- Page and application data records:
┄┄┄┄┄┄┄┄┄┄

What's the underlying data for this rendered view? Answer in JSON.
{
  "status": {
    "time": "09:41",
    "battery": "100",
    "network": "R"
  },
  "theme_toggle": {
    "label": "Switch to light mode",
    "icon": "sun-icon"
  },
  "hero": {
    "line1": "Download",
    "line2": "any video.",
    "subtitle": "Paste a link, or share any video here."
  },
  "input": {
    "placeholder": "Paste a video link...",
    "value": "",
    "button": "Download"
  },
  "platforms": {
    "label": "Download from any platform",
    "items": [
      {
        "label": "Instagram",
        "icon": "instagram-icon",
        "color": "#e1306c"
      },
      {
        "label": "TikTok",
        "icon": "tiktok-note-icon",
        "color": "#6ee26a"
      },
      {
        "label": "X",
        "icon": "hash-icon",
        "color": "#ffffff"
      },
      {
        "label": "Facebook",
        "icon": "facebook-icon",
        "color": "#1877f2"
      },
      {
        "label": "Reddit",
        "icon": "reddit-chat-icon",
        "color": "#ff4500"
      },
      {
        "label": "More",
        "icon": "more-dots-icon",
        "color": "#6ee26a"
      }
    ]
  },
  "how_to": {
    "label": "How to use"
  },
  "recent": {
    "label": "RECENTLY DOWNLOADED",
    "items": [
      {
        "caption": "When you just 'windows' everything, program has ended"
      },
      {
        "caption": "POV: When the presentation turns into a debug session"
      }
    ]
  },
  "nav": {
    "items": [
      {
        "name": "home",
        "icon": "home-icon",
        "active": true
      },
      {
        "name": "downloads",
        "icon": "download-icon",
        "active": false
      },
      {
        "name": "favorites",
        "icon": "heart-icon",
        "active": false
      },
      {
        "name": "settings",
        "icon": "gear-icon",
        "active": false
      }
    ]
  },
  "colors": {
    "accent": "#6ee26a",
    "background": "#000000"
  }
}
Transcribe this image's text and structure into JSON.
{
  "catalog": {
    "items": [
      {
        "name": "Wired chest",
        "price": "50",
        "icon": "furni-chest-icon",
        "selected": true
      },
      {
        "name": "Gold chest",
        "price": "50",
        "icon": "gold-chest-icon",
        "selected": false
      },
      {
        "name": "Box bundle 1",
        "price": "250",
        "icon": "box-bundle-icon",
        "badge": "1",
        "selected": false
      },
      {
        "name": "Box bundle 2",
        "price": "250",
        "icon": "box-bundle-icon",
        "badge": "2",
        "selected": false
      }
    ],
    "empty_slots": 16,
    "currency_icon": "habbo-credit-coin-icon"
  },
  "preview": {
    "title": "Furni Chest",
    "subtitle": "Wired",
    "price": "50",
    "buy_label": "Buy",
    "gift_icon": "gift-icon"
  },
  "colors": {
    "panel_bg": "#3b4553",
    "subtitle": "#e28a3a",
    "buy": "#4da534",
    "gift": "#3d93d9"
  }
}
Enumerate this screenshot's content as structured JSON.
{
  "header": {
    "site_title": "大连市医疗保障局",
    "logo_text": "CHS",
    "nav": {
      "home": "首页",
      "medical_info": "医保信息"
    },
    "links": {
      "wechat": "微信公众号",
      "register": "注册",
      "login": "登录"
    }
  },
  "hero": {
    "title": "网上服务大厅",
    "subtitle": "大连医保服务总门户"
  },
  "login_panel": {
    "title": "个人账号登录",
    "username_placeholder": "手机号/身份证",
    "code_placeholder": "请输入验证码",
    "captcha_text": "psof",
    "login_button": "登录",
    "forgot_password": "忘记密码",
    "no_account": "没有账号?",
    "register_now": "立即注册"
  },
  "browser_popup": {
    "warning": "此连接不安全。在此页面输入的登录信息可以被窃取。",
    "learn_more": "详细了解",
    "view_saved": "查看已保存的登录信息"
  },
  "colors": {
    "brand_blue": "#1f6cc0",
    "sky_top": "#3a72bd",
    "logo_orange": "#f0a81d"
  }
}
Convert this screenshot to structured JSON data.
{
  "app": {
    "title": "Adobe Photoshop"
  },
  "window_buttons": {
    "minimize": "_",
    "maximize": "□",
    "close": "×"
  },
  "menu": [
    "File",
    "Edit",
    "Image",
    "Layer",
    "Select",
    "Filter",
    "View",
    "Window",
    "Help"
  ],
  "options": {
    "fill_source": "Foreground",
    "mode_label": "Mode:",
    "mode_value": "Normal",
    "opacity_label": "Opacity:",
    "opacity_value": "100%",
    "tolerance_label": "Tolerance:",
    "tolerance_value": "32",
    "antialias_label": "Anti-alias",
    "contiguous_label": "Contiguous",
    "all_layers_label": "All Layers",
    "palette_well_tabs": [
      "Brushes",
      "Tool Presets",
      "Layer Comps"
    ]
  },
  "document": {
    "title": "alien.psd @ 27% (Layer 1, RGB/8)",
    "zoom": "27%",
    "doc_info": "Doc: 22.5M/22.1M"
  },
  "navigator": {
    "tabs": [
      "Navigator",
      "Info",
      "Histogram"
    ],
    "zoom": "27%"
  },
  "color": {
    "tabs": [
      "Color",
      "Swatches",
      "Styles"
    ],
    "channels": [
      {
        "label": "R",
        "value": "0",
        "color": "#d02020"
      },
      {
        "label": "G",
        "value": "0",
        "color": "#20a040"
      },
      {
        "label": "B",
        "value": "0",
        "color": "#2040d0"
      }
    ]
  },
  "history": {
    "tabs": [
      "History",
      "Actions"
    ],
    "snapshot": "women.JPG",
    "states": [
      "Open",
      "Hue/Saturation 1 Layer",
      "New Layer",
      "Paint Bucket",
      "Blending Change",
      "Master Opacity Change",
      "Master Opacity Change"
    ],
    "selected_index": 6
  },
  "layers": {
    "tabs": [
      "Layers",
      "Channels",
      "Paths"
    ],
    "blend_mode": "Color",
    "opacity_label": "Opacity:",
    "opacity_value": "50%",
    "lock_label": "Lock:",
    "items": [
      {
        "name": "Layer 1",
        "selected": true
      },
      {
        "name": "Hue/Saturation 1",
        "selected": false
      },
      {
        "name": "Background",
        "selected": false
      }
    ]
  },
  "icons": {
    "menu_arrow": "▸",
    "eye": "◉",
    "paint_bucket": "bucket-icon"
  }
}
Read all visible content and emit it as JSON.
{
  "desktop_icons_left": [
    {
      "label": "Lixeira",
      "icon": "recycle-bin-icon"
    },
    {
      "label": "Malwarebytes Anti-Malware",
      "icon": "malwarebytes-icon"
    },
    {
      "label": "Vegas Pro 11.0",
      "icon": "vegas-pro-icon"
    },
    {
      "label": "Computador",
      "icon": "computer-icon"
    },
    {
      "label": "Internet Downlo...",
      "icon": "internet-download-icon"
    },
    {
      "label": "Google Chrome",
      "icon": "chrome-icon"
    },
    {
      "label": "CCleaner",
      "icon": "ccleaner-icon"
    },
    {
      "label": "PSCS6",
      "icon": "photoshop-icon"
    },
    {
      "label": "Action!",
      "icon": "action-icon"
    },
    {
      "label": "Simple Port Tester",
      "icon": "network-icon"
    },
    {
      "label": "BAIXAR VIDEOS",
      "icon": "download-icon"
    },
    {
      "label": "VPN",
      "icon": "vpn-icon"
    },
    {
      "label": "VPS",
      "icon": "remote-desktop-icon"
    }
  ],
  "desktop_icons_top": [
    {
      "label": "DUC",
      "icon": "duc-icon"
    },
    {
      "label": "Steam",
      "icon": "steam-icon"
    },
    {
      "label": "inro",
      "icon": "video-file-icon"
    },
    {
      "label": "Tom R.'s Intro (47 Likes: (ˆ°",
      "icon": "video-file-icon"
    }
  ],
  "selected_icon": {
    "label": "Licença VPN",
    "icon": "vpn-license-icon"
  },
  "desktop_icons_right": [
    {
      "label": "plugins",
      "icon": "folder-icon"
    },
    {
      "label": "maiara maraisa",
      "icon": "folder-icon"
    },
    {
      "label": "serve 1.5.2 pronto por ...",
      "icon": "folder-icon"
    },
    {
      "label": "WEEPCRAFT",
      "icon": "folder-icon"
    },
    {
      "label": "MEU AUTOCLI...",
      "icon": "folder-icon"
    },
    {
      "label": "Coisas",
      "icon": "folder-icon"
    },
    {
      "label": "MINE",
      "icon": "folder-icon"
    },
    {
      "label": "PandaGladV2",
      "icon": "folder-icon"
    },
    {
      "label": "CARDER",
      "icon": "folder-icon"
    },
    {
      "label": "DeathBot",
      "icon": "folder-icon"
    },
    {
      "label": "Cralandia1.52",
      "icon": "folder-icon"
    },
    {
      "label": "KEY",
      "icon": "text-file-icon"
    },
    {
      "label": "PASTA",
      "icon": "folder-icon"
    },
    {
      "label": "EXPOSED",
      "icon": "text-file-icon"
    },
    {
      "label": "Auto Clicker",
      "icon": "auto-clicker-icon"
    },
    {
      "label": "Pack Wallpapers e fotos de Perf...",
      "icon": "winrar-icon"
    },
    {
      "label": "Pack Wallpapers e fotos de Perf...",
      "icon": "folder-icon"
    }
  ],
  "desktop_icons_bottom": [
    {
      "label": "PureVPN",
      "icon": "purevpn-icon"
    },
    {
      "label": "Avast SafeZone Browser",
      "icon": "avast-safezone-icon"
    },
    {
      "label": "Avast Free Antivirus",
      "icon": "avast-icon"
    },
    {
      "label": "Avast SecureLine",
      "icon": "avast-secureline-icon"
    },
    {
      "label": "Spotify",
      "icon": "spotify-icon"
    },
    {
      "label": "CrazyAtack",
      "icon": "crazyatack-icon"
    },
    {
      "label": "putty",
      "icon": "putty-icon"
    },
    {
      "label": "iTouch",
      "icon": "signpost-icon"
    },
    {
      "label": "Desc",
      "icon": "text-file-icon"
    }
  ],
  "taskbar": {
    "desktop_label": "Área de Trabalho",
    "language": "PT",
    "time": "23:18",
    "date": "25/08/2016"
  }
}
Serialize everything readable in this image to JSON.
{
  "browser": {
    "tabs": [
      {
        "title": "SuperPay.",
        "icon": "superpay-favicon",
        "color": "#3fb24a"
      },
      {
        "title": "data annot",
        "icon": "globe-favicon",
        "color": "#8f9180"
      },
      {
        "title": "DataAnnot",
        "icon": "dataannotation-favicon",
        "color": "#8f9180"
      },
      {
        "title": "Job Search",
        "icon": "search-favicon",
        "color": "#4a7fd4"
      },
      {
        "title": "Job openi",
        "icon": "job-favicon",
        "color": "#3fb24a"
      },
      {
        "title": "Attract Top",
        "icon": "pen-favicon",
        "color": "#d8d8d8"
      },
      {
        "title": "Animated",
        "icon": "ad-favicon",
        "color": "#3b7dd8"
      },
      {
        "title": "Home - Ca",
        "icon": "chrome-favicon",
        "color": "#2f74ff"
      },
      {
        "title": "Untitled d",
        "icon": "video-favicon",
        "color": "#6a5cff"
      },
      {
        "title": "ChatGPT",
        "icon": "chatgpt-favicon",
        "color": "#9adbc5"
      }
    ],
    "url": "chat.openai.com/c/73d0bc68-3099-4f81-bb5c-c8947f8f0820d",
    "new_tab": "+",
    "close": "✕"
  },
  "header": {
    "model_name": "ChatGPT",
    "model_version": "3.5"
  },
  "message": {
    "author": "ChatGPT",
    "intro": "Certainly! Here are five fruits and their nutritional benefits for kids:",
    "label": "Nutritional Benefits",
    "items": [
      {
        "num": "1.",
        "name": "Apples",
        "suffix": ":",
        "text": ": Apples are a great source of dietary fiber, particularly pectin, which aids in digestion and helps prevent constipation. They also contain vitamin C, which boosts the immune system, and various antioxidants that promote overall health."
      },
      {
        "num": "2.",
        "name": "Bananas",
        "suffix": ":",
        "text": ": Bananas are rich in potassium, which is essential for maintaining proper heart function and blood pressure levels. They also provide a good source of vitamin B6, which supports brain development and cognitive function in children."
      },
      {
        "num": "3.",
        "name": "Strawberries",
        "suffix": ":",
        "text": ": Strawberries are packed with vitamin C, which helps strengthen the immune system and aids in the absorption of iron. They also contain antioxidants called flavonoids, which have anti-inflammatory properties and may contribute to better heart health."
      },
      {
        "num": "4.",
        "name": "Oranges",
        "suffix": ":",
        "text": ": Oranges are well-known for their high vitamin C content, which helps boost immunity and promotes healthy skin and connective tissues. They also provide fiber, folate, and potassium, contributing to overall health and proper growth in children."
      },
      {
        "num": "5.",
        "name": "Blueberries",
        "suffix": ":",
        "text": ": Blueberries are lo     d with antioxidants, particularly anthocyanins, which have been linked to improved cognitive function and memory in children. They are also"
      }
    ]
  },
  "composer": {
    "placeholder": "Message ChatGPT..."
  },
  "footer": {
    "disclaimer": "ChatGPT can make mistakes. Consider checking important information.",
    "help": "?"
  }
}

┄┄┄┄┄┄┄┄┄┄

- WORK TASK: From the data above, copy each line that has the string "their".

- RESULT OF THE TASK:
    "intro": "Certainly! Here are five fruits and their nutritional benefits for kids:",
        "text": ": Oranges are well-known for their high vitamin C content, which helps boost immunity and promotes healthy skin and connective tissues. They also provide fiber, folate, and potassium, contributing to overall health and proper growth in children."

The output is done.